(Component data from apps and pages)
----------------------------------------
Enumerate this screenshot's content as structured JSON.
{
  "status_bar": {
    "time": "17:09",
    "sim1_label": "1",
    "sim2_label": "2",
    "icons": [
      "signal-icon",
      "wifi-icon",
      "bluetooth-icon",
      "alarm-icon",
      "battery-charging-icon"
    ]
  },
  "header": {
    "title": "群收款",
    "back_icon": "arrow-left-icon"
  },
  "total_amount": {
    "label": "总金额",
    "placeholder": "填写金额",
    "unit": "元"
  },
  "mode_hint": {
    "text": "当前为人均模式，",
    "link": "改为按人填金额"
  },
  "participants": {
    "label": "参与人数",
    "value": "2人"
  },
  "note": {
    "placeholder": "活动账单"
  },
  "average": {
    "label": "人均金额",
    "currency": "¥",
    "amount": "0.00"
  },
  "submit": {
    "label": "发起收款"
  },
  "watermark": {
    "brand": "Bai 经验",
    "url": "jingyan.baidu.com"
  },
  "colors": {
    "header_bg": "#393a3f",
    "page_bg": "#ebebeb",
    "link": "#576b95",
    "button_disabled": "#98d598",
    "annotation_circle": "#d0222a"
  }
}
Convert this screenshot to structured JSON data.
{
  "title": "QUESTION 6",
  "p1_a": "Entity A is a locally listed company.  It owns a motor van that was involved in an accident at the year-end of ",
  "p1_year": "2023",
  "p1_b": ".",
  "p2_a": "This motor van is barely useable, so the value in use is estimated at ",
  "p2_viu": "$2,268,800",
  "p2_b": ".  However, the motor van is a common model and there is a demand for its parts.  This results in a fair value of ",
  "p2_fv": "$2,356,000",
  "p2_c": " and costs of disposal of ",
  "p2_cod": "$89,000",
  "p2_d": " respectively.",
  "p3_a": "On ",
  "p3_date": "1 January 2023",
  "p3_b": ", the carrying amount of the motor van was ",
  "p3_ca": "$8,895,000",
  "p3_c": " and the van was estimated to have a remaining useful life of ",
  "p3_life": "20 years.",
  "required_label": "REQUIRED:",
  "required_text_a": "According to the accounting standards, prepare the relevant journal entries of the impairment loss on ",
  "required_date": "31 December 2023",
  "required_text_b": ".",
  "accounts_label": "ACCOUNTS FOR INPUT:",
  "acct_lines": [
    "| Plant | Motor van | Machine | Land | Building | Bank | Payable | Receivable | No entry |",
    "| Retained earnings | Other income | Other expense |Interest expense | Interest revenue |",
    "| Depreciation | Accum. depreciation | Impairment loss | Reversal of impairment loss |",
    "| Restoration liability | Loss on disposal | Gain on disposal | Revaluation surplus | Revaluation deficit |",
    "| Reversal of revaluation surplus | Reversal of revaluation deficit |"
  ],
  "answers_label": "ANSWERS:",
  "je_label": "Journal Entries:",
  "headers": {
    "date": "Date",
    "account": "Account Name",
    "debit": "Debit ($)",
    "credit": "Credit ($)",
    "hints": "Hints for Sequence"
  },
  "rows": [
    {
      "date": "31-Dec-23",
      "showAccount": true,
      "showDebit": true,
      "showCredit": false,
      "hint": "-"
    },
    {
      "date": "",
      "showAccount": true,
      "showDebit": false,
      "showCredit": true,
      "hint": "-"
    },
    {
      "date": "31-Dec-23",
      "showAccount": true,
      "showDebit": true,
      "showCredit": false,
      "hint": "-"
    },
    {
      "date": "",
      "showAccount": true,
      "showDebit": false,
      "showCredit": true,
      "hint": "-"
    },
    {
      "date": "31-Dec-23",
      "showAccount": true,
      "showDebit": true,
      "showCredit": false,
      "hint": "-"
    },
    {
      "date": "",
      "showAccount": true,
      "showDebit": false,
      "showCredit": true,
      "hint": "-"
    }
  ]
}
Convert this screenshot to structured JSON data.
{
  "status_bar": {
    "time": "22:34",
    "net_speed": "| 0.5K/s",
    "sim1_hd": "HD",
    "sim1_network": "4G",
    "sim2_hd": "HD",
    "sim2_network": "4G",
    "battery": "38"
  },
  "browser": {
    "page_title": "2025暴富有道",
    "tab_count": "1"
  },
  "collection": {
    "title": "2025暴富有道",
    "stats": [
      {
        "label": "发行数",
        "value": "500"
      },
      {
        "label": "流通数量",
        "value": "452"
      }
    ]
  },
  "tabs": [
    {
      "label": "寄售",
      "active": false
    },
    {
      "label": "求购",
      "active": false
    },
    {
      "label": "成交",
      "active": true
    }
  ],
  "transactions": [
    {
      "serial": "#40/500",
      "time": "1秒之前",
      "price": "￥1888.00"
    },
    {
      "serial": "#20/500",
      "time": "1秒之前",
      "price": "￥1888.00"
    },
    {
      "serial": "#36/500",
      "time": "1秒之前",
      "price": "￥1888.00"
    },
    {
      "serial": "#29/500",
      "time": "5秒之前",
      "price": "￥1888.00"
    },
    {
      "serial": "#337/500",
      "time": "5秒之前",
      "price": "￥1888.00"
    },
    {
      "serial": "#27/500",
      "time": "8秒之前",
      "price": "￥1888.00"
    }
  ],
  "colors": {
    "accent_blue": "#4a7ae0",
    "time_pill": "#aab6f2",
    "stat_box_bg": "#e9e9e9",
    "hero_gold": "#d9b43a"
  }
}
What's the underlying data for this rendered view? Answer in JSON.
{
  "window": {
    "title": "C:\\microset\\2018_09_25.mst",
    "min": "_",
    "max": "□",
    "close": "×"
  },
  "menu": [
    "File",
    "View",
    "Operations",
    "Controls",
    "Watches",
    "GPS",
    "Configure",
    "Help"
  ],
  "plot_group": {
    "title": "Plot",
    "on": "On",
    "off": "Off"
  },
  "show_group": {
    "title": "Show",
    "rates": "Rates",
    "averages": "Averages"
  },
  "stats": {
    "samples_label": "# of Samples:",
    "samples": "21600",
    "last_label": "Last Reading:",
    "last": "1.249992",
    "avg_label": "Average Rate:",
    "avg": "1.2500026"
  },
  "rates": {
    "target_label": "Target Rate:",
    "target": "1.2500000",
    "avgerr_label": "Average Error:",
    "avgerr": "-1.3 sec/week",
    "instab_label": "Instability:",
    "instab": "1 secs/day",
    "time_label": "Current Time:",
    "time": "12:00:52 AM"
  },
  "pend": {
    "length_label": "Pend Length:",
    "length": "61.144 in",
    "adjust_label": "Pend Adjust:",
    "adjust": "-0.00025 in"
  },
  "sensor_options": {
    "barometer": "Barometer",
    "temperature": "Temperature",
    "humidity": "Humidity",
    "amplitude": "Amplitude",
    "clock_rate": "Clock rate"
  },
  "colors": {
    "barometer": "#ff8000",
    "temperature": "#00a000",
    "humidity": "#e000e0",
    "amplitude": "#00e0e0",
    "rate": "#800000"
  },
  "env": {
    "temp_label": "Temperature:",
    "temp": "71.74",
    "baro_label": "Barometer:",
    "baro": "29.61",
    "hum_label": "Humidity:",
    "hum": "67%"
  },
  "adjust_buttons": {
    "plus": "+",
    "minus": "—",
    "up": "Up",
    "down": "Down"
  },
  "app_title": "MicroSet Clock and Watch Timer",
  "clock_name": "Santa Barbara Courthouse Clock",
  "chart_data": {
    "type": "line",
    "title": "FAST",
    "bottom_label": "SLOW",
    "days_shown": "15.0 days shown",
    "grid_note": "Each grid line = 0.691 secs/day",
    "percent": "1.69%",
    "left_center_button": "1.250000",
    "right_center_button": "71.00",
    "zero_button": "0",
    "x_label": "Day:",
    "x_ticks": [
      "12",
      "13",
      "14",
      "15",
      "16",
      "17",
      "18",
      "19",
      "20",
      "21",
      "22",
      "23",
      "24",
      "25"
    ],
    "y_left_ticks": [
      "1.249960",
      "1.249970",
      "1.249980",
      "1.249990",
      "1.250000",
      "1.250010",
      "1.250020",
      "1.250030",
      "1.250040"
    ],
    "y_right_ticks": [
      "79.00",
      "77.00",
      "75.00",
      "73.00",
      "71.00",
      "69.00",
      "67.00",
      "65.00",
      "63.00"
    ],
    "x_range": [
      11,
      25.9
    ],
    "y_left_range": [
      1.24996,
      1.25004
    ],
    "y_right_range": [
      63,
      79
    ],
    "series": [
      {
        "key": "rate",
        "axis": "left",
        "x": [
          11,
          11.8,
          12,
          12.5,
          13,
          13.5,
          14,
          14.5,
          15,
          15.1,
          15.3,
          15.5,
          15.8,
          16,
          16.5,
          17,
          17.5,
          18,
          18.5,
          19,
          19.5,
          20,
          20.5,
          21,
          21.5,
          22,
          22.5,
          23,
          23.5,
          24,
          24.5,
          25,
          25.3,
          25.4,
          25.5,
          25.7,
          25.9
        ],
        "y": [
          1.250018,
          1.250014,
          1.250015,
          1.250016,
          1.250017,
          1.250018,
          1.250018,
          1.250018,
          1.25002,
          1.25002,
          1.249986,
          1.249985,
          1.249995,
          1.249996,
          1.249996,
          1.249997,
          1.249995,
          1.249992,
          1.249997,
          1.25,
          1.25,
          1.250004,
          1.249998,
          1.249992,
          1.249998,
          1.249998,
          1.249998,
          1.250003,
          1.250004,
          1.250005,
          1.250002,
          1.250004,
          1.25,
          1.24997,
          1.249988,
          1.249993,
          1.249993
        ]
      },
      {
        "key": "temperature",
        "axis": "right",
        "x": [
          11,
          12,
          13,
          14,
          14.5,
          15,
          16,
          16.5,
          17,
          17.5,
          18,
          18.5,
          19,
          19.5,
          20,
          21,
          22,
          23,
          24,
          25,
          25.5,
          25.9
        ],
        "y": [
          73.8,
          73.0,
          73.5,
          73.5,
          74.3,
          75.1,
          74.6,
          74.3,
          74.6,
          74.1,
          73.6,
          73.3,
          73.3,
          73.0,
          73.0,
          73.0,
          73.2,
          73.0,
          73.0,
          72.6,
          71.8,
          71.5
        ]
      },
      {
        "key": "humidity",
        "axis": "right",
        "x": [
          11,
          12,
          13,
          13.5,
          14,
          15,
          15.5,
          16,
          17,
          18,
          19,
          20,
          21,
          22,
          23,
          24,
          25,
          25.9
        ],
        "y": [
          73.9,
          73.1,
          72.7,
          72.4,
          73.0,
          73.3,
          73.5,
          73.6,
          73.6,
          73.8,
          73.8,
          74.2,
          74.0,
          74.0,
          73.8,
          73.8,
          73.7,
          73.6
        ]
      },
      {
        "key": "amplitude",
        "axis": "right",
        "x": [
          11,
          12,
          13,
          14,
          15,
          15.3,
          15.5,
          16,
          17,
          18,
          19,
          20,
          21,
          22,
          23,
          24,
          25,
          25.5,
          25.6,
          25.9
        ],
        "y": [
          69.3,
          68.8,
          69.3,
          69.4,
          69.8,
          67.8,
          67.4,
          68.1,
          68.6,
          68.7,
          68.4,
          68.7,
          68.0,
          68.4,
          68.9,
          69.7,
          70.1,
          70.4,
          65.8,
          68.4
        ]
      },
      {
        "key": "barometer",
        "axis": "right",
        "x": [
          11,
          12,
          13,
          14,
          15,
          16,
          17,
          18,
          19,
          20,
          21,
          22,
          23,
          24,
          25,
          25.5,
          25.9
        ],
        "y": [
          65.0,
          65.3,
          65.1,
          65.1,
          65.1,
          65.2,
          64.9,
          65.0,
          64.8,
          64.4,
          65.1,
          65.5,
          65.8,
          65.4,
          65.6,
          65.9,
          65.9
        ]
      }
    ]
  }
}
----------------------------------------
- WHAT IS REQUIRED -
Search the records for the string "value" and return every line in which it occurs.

- COMPLETED EXERCISE -
    "value": "2人"
  "p2_a": "This motor van is barely useable, so the value in use is estimated at ",
  "p2_b": ".  However, the motor van is a common model and there is a demand for its parts.  This results in a fair value of ",
        "value": "500"
        "value": "452"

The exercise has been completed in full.